How Do I? Online Services
Social Isolation/Frustration/Attention-Seeking
  • Barking
  • Fears and Phobias
  • Territorial/Protective Behavior
  • Separation Anxiety
  • Your dog may be barking out of boredom and loneliness if:

    • He's left alone for long periods of time without opportunities to interact with you.
    • His environment is relatively barren, without companions or toys.
    • He's a puppy or adolescent (under three years old) and doesn't have other outlets for his energy.
    • He's a particularly active type of dog (like the herding or sporting breeds) who needs to be occupied to be happy.

    Recommendations:

    Expand your dog's world and increase his "people time" in the following ways:

    • Walk your dog at least twice daily—it's good exercise, both mental and physical. Walks should not only be considered "potty breaks."
    • Teach your dog to fetch a ball or Frisbee® and practice with him as often as possible.
    • Teach your dog a few commands and/or tricks and practice them every day for five to ten minutes.
    • Take a dog-training class with your dog. This allows you and your dog to work together toward a common goal.
    • To help fill the hours that you're not home, provide safe, interesting toys to keep your dog busy, such as Kong®-type toys filled with treats or busy-box toys.
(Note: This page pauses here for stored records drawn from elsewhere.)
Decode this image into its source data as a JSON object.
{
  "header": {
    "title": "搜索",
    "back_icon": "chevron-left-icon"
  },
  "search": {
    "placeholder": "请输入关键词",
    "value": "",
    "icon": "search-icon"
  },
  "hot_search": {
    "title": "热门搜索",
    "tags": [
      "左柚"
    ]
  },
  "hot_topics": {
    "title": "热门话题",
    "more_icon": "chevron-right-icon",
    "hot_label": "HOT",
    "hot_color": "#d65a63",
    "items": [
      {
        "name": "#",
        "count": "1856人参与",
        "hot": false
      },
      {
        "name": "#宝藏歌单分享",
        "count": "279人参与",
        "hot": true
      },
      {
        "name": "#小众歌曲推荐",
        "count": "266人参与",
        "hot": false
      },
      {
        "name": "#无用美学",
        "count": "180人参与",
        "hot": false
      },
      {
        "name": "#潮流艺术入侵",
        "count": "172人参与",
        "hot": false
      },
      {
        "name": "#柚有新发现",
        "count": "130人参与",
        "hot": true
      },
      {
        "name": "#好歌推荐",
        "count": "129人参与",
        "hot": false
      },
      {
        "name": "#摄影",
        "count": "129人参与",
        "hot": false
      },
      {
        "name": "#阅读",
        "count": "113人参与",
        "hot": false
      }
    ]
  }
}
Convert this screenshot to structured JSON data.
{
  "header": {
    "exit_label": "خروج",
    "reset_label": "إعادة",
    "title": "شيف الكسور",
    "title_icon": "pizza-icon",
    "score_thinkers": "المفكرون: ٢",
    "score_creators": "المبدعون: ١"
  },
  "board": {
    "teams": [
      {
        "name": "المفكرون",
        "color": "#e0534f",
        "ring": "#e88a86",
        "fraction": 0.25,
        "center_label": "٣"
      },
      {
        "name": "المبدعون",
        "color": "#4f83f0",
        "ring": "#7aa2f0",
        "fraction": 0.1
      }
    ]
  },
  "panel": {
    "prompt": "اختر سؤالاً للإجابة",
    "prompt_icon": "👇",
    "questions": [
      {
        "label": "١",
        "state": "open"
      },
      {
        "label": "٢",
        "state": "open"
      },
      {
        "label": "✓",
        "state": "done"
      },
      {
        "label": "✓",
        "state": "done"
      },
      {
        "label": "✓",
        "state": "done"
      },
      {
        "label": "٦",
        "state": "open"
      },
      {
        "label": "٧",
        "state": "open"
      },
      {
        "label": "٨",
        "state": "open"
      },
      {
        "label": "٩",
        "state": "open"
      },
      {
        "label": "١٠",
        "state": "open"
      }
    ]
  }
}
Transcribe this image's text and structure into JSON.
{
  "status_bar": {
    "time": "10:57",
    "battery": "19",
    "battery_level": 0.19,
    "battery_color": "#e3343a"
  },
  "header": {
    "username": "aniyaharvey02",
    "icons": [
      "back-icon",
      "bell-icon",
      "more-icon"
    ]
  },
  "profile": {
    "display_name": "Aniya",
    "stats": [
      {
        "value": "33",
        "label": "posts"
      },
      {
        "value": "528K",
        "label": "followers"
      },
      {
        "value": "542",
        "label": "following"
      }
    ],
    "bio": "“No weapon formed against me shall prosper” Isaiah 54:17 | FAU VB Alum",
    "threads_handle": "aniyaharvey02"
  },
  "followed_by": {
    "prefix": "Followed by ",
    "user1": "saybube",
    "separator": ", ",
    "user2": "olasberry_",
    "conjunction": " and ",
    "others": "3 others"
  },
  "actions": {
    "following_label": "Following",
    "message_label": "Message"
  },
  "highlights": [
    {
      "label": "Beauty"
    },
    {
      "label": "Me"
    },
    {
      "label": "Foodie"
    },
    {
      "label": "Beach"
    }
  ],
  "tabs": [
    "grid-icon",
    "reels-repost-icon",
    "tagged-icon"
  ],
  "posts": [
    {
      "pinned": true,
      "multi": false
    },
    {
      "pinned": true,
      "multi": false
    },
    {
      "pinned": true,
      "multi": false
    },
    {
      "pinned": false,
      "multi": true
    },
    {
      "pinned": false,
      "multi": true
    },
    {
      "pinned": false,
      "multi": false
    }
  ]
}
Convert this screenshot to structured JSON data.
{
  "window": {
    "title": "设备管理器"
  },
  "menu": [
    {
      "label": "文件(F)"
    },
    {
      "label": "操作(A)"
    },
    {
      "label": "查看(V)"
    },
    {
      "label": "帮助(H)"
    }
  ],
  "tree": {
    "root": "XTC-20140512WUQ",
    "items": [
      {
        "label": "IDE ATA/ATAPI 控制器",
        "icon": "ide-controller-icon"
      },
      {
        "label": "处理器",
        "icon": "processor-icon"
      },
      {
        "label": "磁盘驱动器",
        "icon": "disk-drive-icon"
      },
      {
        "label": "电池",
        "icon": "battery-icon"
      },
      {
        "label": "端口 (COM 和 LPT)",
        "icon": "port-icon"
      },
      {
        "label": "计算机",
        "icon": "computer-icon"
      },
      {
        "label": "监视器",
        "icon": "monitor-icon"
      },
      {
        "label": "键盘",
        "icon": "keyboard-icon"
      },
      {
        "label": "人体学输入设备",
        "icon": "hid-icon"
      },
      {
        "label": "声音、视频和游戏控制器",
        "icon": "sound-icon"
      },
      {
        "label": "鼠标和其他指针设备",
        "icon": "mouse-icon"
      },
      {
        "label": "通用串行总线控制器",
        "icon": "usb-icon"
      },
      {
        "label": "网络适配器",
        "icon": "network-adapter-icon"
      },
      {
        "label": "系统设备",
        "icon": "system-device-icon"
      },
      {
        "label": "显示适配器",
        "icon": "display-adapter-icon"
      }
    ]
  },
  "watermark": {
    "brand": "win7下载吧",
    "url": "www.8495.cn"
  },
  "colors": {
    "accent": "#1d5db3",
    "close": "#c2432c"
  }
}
Rotating the toys will make them seem new and interesting.
    • If your dog is barking to get your attention, make sure he has sufficient time with you on a daily basis (petting, grooming, playing, exercising).
    • Keep your dog inside when you're unable to supervise him.
    • Let your neighbors know that you are actively working on the problem.
    • If your dog is well socialized and you have your employer's permission, take your dog to work with you every now and then.
    • When you have to leave your dog for extended periods of time, take him to a "doggie day care center," hire a pet sitter or dog walker, or have a trusted friend or neighbor walk and play with him.